Thousands of teenagers will collect their long-awaited A-level results today, with around one in four entries expected to receive top grades.
Boys are likely to outperform girls again in terms of A*s, with one expert suggesting that they could also close the gap with their female classmates at the A grade boundary.
This year’s results mark a key step in major reforms to A-levels introduced by government in recent years, including a move away from coursework and modular exams, as well as a significant decision to separate AS-levels to form standalone qualifications.
The shake-up has led to a 42 per cent drop in AS-level entries this year, and school leaders have raised concerns that the reform has “sounded the death knell” for qualifications that were traditionally popular with many students and universities.
A snapshot survey of around 170 heads in England conducted by the Association of School and College Leaders found that around two-thirds have cut the number of AS courses they offer in the wake of the Government’s reforms, while 86 per cent said they expect to remove AS courses in the future.
ASCL general secretary Geoff Barton said: “It is increasingly clear that government reforms have sounded the death knell for AS-levels.
“AS-levels allowed students to study four subjects knowing they would all count towards a qualification, either an AS-level or a full A-level.
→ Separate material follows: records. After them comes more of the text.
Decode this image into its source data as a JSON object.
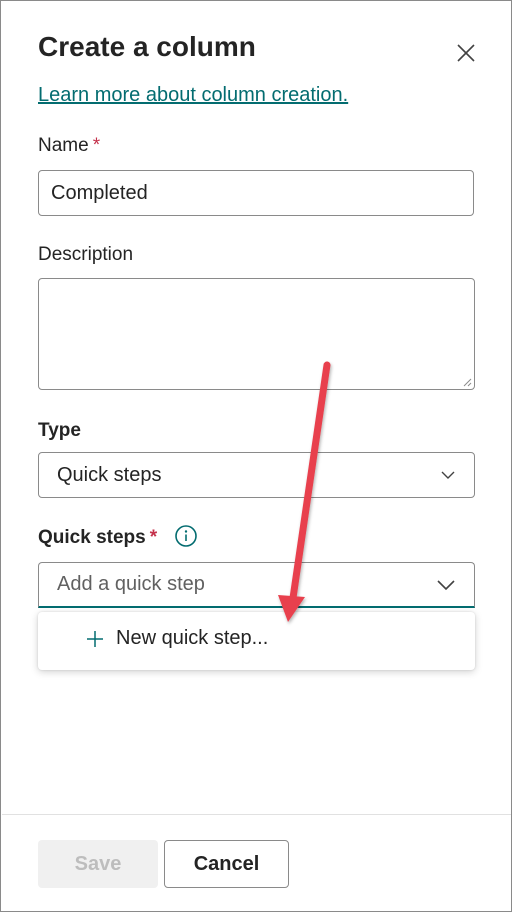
{
  "panel": {
    "title": "Create a column",
    "learn_more_link": "Learn more about column creation.",
    "close_icon": "close-icon"
  },
  "name_field": {
    "label": "Name",
    "required_marker": "*",
    "value": "Completed"
  },
  "description_field": {
    "label": "Description",
    "value": ""
  },
  "type_field": {
    "label": "Type",
    "selected": "Quick steps",
    "icon": "chevron-down-icon"
  },
  "quick_steps_field": {
    "label": "Quick steps",
    "required_marker": "*",
    "info_icon": "info-icon",
    "placeholder": "Add a quick step",
    "icon": "chevron-down-icon"
  },
  "dropdown": {
    "items": [
      {
        "icon": "plus-icon",
        "label": "New quick step..."
      }
    ]
  },
  "footer": {
    "save_label": "Save",
    "cancel_label": "Cancel"
  },
  "colors": {
    "accent": "#036c70",
    "required": "#c4314b",
    "annotation_arrow": "#e8414e"
  }
}
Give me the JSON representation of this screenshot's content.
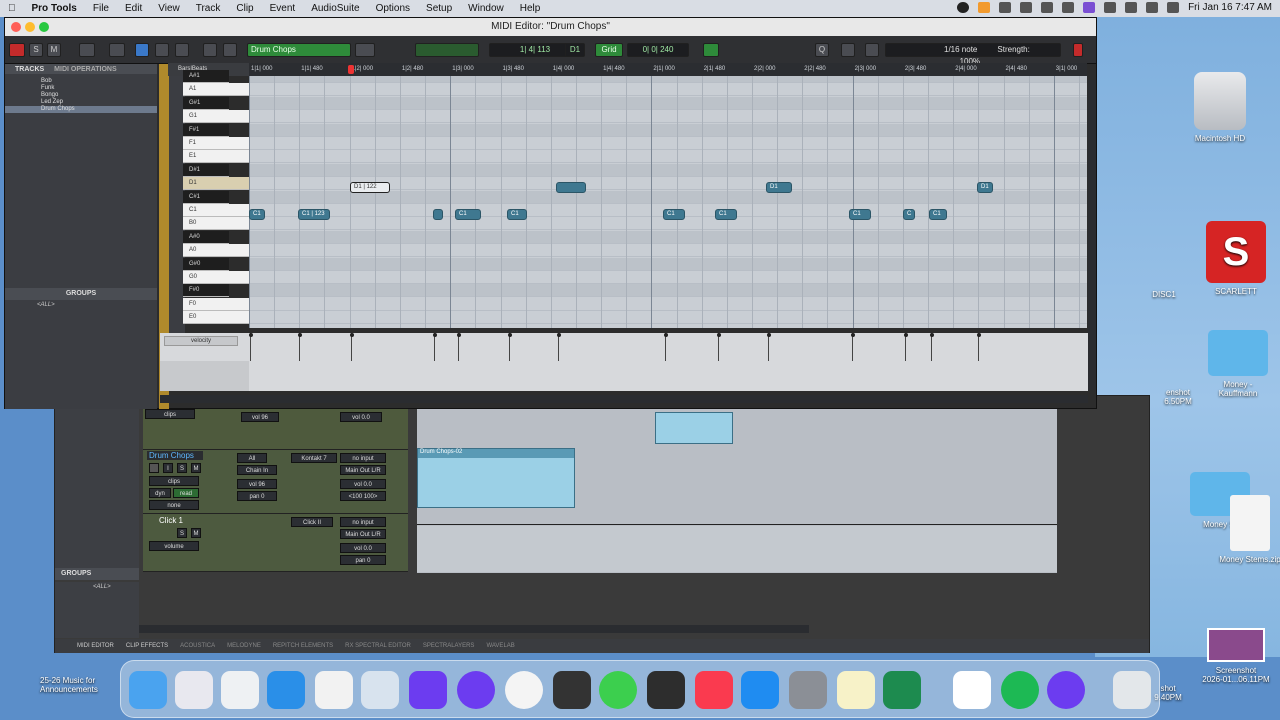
{
  "menubar": {
    "app": "Pro Tools",
    "items": [
      "File",
      "Edit",
      "View",
      "Track",
      "Clip",
      "Event",
      "AudioSuite",
      "Options",
      "Setup",
      "Window",
      "Help"
    ],
    "datetime": "Fri Jan 16  7:47 AM"
  },
  "desktop": {
    "hd": "Macintosh HD",
    "scarlett": "SCARLETT",
    "disc": "DISC1",
    "money_folder": "Money -\nKauffmann",
    "money_stems": "Money St",
    "money_zip": "Money Stems.zip",
    "screenshot1": "enshot\n6.50PM",
    "screenshot2": "Screenshot\n2026-01...06.11PM",
    "screenshot3": "shot\n9.40PM",
    "music": "25-26 Music for\nAnnouncements"
  },
  "midi_editor": {
    "title": "MIDI Editor: \"Drum Chops\"",
    "track_selector": "Drum Chops",
    "counter_main": "1| 4| 113",
    "note_label": "D1",
    "grid_label": "Grid",
    "grid_value": "0| 0| 240",
    "note_value": "1/16 note",
    "strength_label": "Strength:",
    "strength_value": "100%",
    "side_tabs": {
      "tracks": "TRACKS",
      "midi_ops": "MIDI OPERATIONS"
    },
    "tracks": [
      "Bob",
      "Funk",
      "Bongo",
      "Led Zep",
      "Drum Chops"
    ],
    "groups_title": "GROUPS",
    "groups_all": "<ALL>",
    "ruler_label": "Bars|Beats",
    "ruler_ticks": [
      "1|1| 000",
      "1|1| 480",
      "1|2| 000",
      "1|2| 480",
      "1|3| 000",
      "1|3| 480",
      "1|4| 000",
      "1|4| 480",
      "2|1| 000",
      "2|1| 480",
      "2|2| 000",
      "2|2| 480",
      "2|3| 000",
      "2|3| 480",
      "2|4| 000",
      "2|4| 480",
      "3|1| 000"
    ],
    "keys": [
      "A#1",
      "A1",
      "G#1",
      "G1",
      "F#1",
      "F1",
      "E1",
      "D#1",
      "D1",
      "C#1",
      "C1",
      "B0",
      "A#0",
      "A0",
      "G#0",
      "G0",
      "F#0",
      "F0",
      "E0"
    ],
    "notes_d1": [
      "D1 | 122",
      "",
      "D1",
      "D1"
    ],
    "notes_c1": [
      "C1",
      "C1 | 123",
      "",
      "C1",
      "C1",
      "C1",
      "C1",
      "C1",
      "C",
      "C1"
    ],
    "velocity_label": "velocity"
  },
  "edit_window": {
    "track1": {
      "name": "Drum Chops",
      "vol": "vol 96",
      "pan": "pan 0",
      "input": "no input",
      "output": "Main Out L/R",
      "insert": "Kontakt 7",
      "chain": "Chain In",
      "all": "All",
      "clips": "clips",
      "dyn": "dyn",
      "read": "read",
      "none": "none",
      "v1": "vol 0.0",
      "p1": "<100  100>"
    },
    "track2": {
      "name": "Click 1",
      "insert": "Click II",
      "input": "no input",
      "output": "Main Out L/R",
      "volume": "volume",
      "vol": "vol 0.0",
      "pan": "pan 0"
    },
    "clip_name": "Drum Chops-02",
    "groups_title": "GROUPS",
    "groups_all": "<ALL>",
    "bottom_tabs": [
      "MIDI EDITOR",
      "CLIP EFFECTS",
      "ACOUSTICA",
      "MELODYNE",
      "REPITCH ELEMENTS",
      "RX SPECTRAL EDITOR",
      "SPECTRALAYERS",
      "WAVELAB"
    ]
  },
  "colors": {
    "note": "#3f7890",
    "clip": "#9bd0e6",
    "accent_green": "#2e8b3a",
    "record_red": "#c42b2b"
  }
}
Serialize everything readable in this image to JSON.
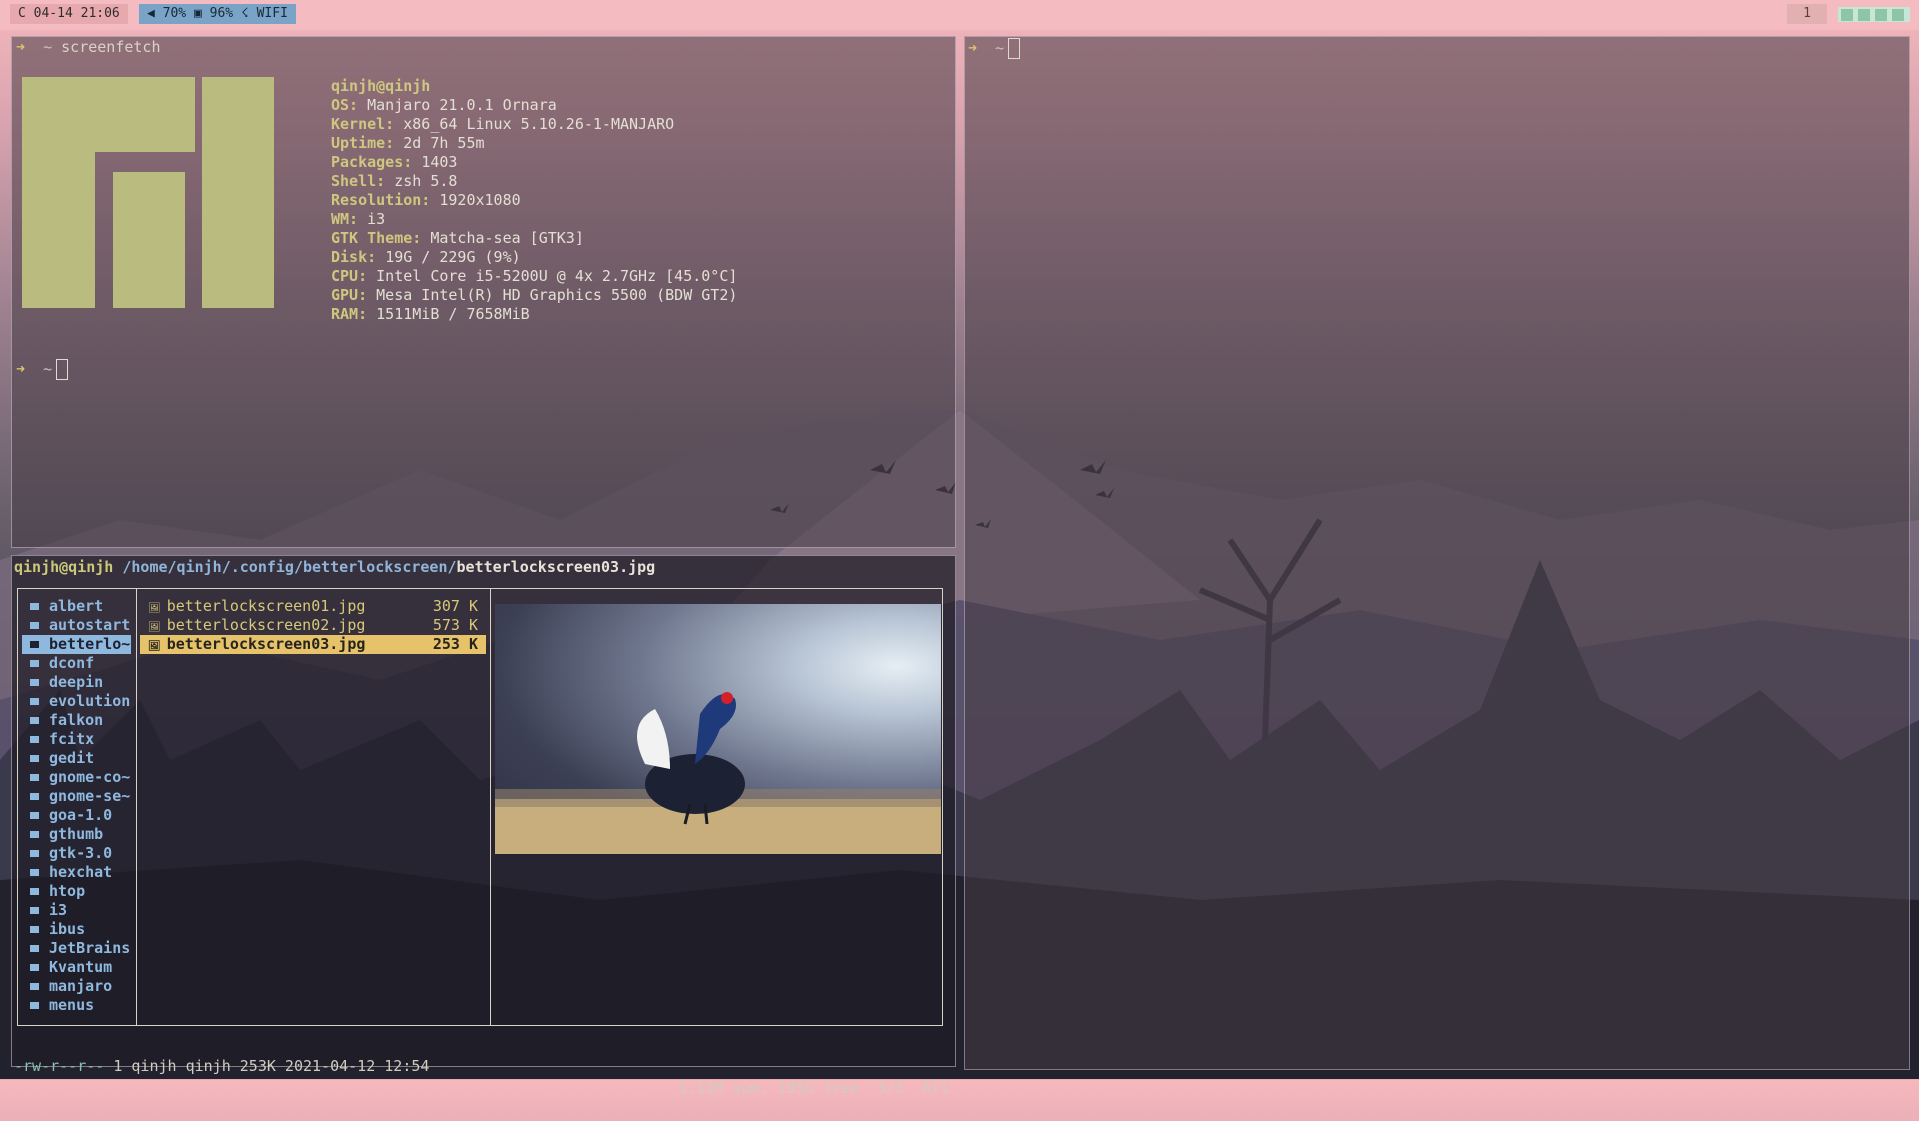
{
  "topbar": {
    "clock": "C 04-14 21:06",
    "volume": "◀ 70%",
    "battery": "▣ 96%",
    "wifi": "☇ WIFI",
    "workspace": "1"
  },
  "terminal_left": {
    "prompt_arrow": "➜",
    "prompt_dir": "~",
    "command": "screenfetch",
    "user_host": "qinjh@qinjh",
    "info": [
      {
        "key": "OS:",
        "value": "Manjaro 21.0.1 Ornara"
      },
      {
        "key": "Kernel:",
        "value": "x86_64 Linux 5.10.26-1-MANJARO"
      },
      {
        "key": "Uptime:",
        "value": "2d 7h 55m"
      },
      {
        "key": "Packages:",
        "value": "1403"
      },
      {
        "key": "Shell:",
        "value": "zsh 5.8"
      },
      {
        "key": "Resolution:",
        "value": "1920x1080"
      },
      {
        "key": "WM:",
        "value": "i3"
      },
      {
        "key": "GTK Theme:",
        "value": "Matcha-sea [GTK3]"
      },
      {
        "key": "Disk:",
        "value": "19G / 229G (9%)"
      },
      {
        "key": "CPU:",
        "value": "Intel Core i5-5200U @ 4x 2.7GHz [45.0°C]"
      },
      {
        "key": "GPU:",
        "value": "Mesa Intel(R) HD Graphics 5500 (BDW GT2)"
      },
      {
        "key": "RAM:",
        "value": "1511MiB / 7658MiB"
      }
    ],
    "second_prompt_dir": "~"
  },
  "terminal_right": {
    "prompt_arrow": "➜",
    "prompt_dir": "~"
  },
  "ranger": {
    "user_host": "qinjh@qinjh",
    "path": "/home/qinjh/.config/betterlockscreen/",
    "current_file": "betterlockscreen03.jpg",
    "dirs": [
      "albert",
      "autostart",
      "betterlo~",
      "dconf",
      "deepin",
      "evolution",
      "falkon",
      "fcitx",
      "gedit",
      "gnome-co~",
      "gnome-se~",
      "goa-1.0",
      "gthumb",
      "gtk-3.0",
      "hexchat",
      "htop",
      "i3",
      "ibus",
      "JetBrains",
      "Kvantum",
      "manjaro",
      "menus"
    ],
    "selected_dir_index": 2,
    "files": [
      {
        "name": "betterlockscreen01.jpg",
        "size": "307 K"
      },
      {
        "name": "betterlockscreen02.jpg",
        "size": "573 K"
      },
      {
        "name": "betterlockscreen03.jpg",
        "size": "253 K"
      }
    ],
    "selected_file_index": 2,
    "file_icon": "🖼",
    "status_perm": "-rw-r--r--",
    "status_info": " 1 qinjh qinjh 253K 2021-04-12 12:54",
    "status_right": "1.11M sum, 195G free  3/3  All"
  }
}
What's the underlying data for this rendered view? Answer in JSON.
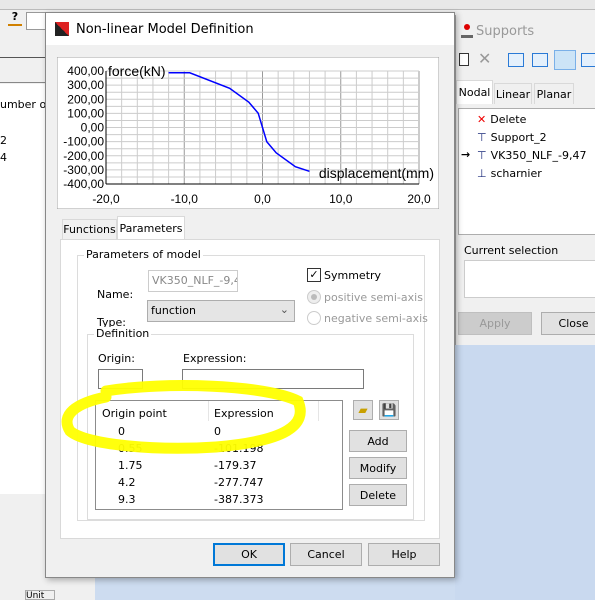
{
  "background_app": {
    "partial_text": "umber of",
    "values": [
      "2",
      "4"
    ],
    "help_icon": "help-icon",
    "bottom_tab_partial": "Unit"
  },
  "dialog": {
    "title": "Non-linear Model Definition",
    "tabs": [
      {
        "label": "Functions"
      },
      {
        "label": "Parameters",
        "active": true
      }
    ],
    "parameters_group": "Parameters of model",
    "name_label": "Name:",
    "name_value": "VK350_NLF_-9,4",
    "symmetry_label": "Symmetry",
    "symmetry_checked": true,
    "positive_semi_axis": "positive semi-axis",
    "negative_semi_axis": "negative semi-axis",
    "semi_axis_selected": "positive",
    "type_label": "Type:",
    "type_value": "function",
    "definition_group": "Definition",
    "origin_label": "Origin:",
    "origin_value": "",
    "expression_label": "Expression:",
    "expression_value": "",
    "table": {
      "headers": [
        "Origin point",
        "Expression"
      ],
      "rows": [
        [
          "0",
          "0"
        ],
        [
          "0.55",
          "-101.198"
        ],
        [
          "1.75",
          "-179.37"
        ],
        [
          "4.2",
          "-277.747"
        ],
        [
          "9.3",
          "-387.373"
        ]
      ]
    },
    "add": "Add",
    "modify": "Modify",
    "delete": "Delete",
    "ok": "OK",
    "cancel": "Cancel",
    "help": "Help",
    "highlight_color": "#ffff00"
  },
  "chart_data": {
    "type": "line",
    "xlabel": "displacement(mm)",
    "ylabel": "force(kN)",
    "xlim": [
      -20,
      20
    ],
    "ylim": [
      -400,
      400
    ],
    "x_ticks": [
      "-20,0",
      "-10,0",
      "0,0",
      "10,0",
      "20,0"
    ],
    "y_ticks": [
      "400,00",
      "300,00",
      "200,00",
      "100,00",
      "0,00",
      "-100,00",
      "-200,00",
      "-300,00",
      "-400,00"
    ],
    "grid": true,
    "color": "#0000ff",
    "x": [
      -12,
      -9.3,
      -4.2,
      -1.75,
      -0.55,
      0,
      0.55,
      1.75,
      4.2,
      6
    ],
    "y": [
      387.373,
      387.373,
      277.747,
      179.37,
      101.198,
      0,
      -101.198,
      -179.37,
      -277.747,
      -310
    ]
  },
  "supports": {
    "title": "Supports",
    "tabs": [
      "Nodal",
      "Linear",
      "Planar"
    ],
    "items": [
      {
        "label": "Delete",
        "icon": "delete-x-icon"
      },
      {
        "label": "Support_2",
        "icon": "support-icon"
      },
      {
        "label": "VK350_NLF_-9,47",
        "icon": "support-icon",
        "current": true
      },
      {
        "label": "scharnier",
        "icon": "hinge-icon"
      }
    ],
    "current_selection": "Current selection",
    "apply": "Apply",
    "close": "Close"
  }
}
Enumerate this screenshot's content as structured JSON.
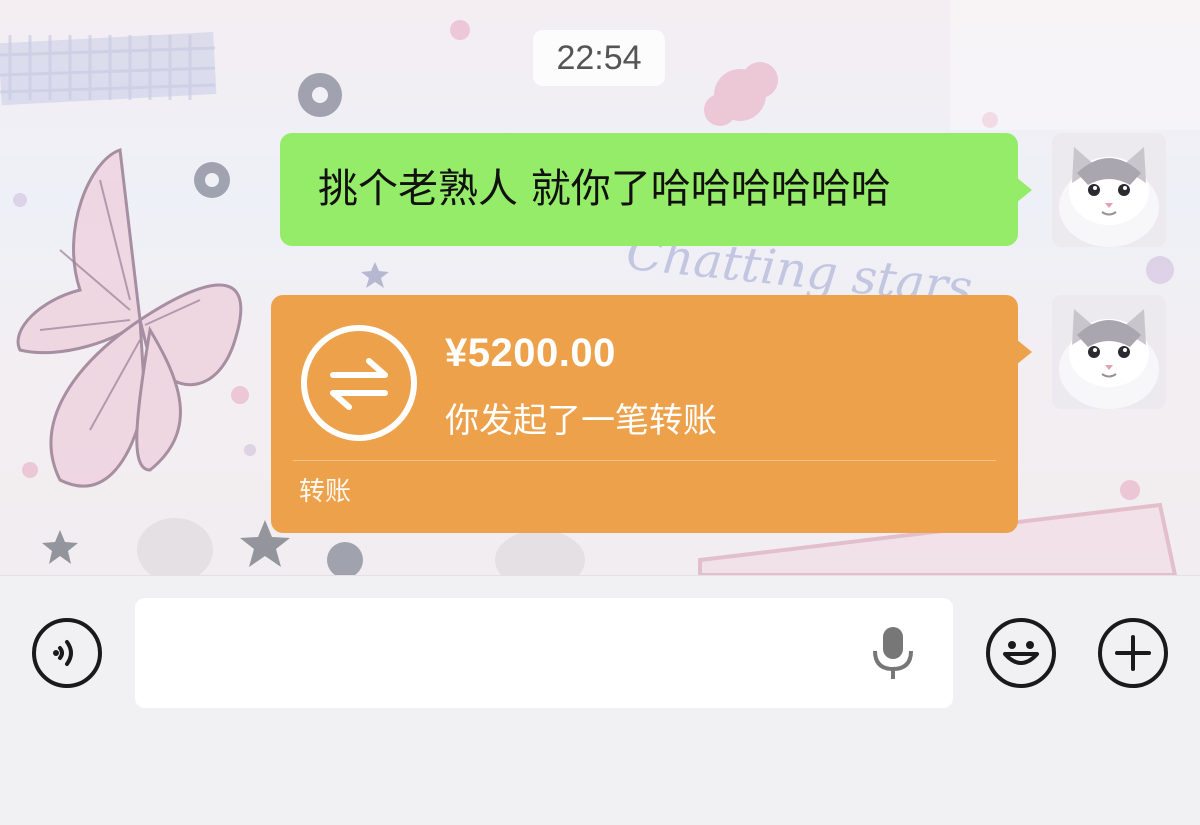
{
  "chat": {
    "timestamp": "22:54",
    "messages": [
      {
        "type": "text",
        "text": "挑个老熟人 就你了哈哈哈哈哈哈",
        "sender": "self"
      },
      {
        "type": "transfer",
        "amount": "¥5200.00",
        "description": "你发起了一笔转账",
        "footer_label": "转账",
        "sender": "self"
      }
    ]
  },
  "wallpaper": {
    "script_text": "Chatting stars"
  },
  "colors": {
    "text_bubble": "#95ec69",
    "transfer_card": "#eda14b",
    "input_background": "#ffffff"
  },
  "input_bar": {
    "value": "",
    "placeholder": "",
    "left_icon": "voice-icon",
    "field_icon": "microphone-icon",
    "right_icons": [
      "emoji-icon",
      "plus-icon"
    ]
  }
}
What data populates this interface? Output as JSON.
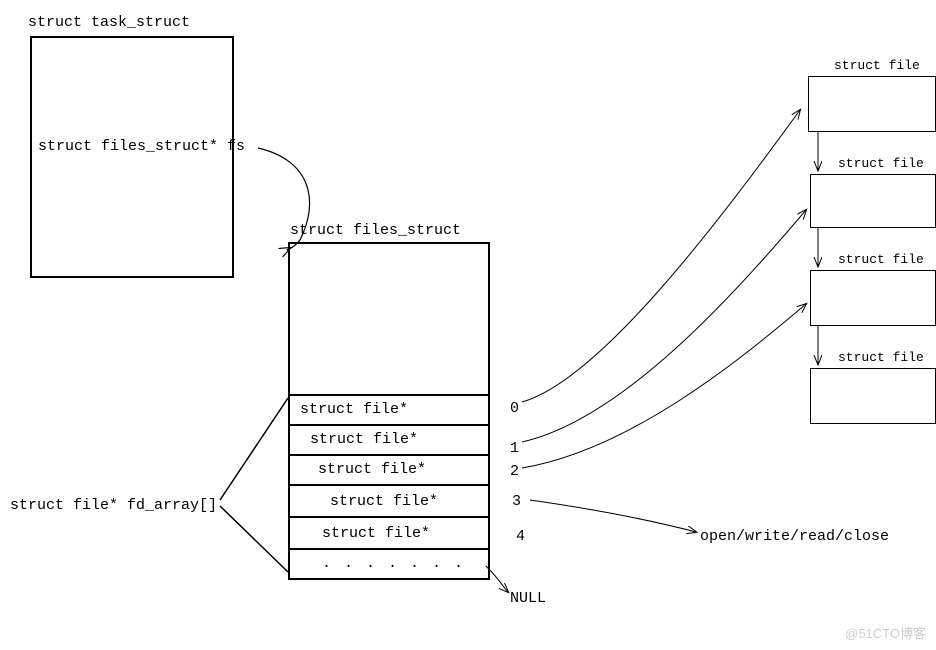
{
  "task_struct": {
    "title": "struct task_struct",
    "field": "struct files_struct* fs"
  },
  "files_struct": {
    "title": "struct files_struct",
    "array_label": "struct file* fd_array[]",
    "rows": [
      {
        "text": "struct file*",
        "index": "0"
      },
      {
        "text": "struct file*",
        "index": "1"
      },
      {
        "text": "struct file*",
        "index": "2"
      },
      {
        "text": "struct file*",
        "index": "3"
      },
      {
        "text": "struct file*",
        "index": "4"
      }
    ],
    "ellipsis": ". . . . . . .",
    "null_label": "NULL"
  },
  "files": {
    "items": [
      {
        "label": "struct file"
      },
      {
        "label": "struct file"
      },
      {
        "label": "struct file"
      },
      {
        "label": "struct file"
      }
    ]
  },
  "ops_label": "open/write/read/close",
  "watermark": "@51CTO博客"
}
“They were intended as a way of broadening the curriculum and were valued by students, employers and universities.”
He added: “The great benefit of the old system was that it gave students a broader range of knowledge and allowed them to keep their options open for longer.
“The decision to decouple these qualifications was an entirely unnecessary reform which is narrowing the curriculum and reducing student choice.”
Under the previous system, sixth-formers typically took four subjects in their first year of the sixth-form, before deciding which three to continue with to full A-level in their second year.
AS grades were often used by universities in making offers to applicants, as they were an indicator of a student’s final A-level results. The move to decouple AS-levels proved controversial at the time it was announced.
Ministers argued that universities learn little more from knowing teenagers’ AS-level results in addition to GCSE grades and insisted that the reform should not affect university admissions.
This year will also see the first A-level grades given in 13 subjects which have been reformed, including biology, chemistry, English language, English language and history. These changes mean that students sit all exams at the end of the two-year-courses, rather than throughout, with less coursework.
The Government’s exams overhaul could benefit male sixth-formers, according to Professor Alan Smithers, director of the Centre for Education and Employment Research at Buckingham University.
He said that major reforms to A-levels back in 2000 - which saw a swing towards pupils sitting exams throughout their two-year courses - had benefited girls. Now that this being reversed, it may advantage boys, particularly in terms of top grades.
Last year 8.5 per cent of boys were given the highest result of A*, compared to 7.7 per cent of girls, while there was just a 0.3 percentage point gap at A*-A, with girls ahead on 26 per cent.
Experts have previously suggested that girls tend to respond to modular courses, as they can apply themselves throughout the course, working towards specific modules or coursework, whereas boys are more likely to revise in the weeks before a final exam.
''I think cutting to the chase, what happened when A-levels changed from end-of-course to modular, which led to a big gap opening in favour of girls, suggests that the reversion to end-of-course examinations will lead to a narrowing of the gap.," Prof Smithers said.
Figures last year showed that 8.5 per cent of boys were given the highest result of A*, compared to 7.7 per cent of girls, while there was just a 0.3 percentage point gap at A*-A, with girls ahead on 26 per cent.
Last year, 25.8 per cent of A-level entries were awarded an A* or A, compared to 25.9 per cent the year before.
Yorkshire fared slightly worse than the national average but it did see the country’s biggest increase in pass rates.